The Beauty & Benefit of Taiji
Focus your mind, breathe deep and gently move with deliberate purpose. Taiji Chuan (Tai chi) is an ancient practice that combines a graceful combative martial element with the benefit of meditation. It is a mind-body exercise that not only develops the body while training the mind, but seeks to properly integrate these two often disassociated elements of our daily human experience. Modern medical science has been examining Taiji for decades, attempting to determine what it does for its practitioners.
A 2013 Plos-one study found that “…Tai Chi is beneficial for improving arthritic symptoms and physical function in patients with osteoarthritis and should be included in rehabilitation programs.” However, the benefits reach much further than common knee pain, as this study from the American Journal of Physical Medicine & Rehabilitation found: “Controlled research evidence was found to confirm therapeutic benefits of Taiji practice with regard to improving quality of life, physical function including activity tolerance and cardiovascular function, pain management, balance and risk of falls reduction, enhancing immune response, and improving flexibility, strength, and kinesthetic sense.” In terms of advantages to the mind, Taiji has also been explored for psychological benefit. The journal Psychiatric Clinics of North America conducted a research study on the effect of Taiji on mental disorders and concluded that Taiji : “may be effective for improving symptoms of Parkinson disease, traumatic brain injury, sleep disturbance, substance abuse, and cognitive impairment” and additionally found benefit to those suffering from anxiety, stress and depression. Several dozen studies with similar results prompted the Canadian Family Physician journal to conclude in 2016 that “there is abundant evidence on the health and fitness effects of tai chi.”
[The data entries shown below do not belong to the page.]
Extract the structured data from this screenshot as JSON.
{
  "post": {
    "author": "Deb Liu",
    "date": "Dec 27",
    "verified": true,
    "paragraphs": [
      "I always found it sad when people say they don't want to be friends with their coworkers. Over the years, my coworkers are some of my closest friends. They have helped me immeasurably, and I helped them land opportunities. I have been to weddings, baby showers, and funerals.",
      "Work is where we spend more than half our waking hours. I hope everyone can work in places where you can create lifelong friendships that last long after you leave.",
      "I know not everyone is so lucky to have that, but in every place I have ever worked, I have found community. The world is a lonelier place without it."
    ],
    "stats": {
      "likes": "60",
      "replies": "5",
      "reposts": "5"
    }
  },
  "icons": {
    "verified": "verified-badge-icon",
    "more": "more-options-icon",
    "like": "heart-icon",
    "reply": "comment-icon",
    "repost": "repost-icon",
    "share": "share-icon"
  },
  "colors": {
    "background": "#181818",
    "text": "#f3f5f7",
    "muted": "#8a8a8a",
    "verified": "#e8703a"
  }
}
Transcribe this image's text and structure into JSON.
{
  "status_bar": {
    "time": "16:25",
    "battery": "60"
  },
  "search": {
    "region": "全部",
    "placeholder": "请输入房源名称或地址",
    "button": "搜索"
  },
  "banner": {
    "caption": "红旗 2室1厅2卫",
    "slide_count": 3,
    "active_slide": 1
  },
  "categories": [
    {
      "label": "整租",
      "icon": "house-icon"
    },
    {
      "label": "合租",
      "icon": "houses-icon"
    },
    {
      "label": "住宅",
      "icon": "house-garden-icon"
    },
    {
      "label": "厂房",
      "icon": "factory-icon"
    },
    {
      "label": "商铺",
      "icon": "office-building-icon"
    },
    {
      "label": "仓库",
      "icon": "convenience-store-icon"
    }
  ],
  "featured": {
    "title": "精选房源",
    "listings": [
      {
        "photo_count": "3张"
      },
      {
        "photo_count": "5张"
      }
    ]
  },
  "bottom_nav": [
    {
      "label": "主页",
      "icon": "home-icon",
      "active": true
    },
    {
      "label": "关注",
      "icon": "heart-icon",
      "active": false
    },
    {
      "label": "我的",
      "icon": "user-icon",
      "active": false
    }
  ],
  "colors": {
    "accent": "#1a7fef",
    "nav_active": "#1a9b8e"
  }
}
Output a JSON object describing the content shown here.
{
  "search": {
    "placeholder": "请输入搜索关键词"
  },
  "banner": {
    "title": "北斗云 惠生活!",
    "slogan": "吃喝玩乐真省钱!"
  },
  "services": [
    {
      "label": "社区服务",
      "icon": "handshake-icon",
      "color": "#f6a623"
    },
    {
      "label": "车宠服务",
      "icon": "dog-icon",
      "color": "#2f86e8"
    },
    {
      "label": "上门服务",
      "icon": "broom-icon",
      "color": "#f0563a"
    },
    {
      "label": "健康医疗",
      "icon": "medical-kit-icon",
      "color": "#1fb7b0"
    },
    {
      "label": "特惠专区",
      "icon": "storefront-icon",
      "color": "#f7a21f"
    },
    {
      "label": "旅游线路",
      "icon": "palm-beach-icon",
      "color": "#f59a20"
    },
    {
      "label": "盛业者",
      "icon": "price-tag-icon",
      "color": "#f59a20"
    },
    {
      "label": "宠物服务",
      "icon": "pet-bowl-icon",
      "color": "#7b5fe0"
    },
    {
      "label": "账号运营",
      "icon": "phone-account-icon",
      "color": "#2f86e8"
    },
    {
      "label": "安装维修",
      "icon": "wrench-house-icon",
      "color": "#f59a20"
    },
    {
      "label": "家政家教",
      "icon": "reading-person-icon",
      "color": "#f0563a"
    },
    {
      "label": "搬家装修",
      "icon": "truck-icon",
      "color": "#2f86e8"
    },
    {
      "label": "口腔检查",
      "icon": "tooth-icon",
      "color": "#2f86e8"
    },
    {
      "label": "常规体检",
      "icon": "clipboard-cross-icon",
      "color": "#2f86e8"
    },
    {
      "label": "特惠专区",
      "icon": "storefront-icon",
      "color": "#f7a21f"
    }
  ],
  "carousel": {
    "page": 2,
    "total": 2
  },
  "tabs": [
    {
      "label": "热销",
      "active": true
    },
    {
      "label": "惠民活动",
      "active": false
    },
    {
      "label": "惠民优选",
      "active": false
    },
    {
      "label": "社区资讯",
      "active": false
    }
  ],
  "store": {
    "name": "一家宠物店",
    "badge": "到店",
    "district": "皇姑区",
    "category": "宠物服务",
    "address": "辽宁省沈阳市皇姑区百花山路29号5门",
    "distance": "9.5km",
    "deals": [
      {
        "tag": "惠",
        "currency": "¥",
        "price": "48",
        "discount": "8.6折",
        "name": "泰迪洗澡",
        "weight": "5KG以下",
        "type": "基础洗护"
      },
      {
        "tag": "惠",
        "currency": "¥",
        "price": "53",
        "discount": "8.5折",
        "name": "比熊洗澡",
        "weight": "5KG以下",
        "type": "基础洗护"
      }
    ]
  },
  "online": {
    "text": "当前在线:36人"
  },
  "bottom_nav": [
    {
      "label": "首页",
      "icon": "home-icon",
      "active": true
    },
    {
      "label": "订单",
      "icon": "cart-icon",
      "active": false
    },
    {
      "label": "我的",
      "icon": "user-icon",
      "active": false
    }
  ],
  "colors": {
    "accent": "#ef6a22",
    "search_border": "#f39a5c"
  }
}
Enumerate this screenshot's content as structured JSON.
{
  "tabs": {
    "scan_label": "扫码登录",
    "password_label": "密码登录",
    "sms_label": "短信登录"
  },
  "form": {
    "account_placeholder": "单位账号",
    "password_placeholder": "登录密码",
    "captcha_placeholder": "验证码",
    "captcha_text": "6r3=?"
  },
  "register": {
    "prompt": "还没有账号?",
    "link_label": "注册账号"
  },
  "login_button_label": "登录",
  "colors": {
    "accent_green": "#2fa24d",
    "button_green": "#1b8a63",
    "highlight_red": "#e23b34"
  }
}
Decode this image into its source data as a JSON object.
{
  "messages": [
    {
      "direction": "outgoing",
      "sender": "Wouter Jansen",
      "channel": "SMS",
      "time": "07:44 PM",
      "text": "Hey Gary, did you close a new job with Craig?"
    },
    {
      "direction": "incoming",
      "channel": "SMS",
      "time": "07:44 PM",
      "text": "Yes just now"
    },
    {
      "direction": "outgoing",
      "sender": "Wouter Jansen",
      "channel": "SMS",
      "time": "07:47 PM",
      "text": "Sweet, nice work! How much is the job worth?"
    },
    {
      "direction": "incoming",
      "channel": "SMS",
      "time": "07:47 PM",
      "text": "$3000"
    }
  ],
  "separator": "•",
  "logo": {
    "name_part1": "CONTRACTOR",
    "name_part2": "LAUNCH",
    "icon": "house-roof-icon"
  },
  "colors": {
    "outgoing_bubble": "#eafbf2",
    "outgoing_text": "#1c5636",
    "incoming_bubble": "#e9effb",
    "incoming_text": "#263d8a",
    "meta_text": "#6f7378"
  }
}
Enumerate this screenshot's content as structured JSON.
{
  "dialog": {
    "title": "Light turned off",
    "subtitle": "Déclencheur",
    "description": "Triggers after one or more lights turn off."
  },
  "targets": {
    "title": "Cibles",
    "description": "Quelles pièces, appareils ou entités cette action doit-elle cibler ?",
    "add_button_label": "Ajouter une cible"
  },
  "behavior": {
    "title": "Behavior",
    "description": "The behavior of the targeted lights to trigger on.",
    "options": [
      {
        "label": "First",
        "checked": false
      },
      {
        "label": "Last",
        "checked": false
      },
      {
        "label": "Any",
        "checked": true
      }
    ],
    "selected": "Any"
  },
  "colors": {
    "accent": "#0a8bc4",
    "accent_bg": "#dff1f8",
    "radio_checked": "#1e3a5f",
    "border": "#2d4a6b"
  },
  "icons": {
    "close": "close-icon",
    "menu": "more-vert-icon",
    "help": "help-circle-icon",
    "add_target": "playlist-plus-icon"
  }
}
This briefly outlines some of the benefits of Taiji but does not adequately communicate what Taiji is or what it means to a practitioner to preform its teachings. Clinically examining an art form with several centuries of wisdom embedded within its careful motions, these scientists are attempting to pluck out specific benefits to specific illnesses as we understand them today. As a practitioner and teacher of Taiji, I can say that the movements remind the body that not only is it subservient to the mind, but that the purpose of its existence can be understood best through the most basic yet most profound aspects of life, breath and movement.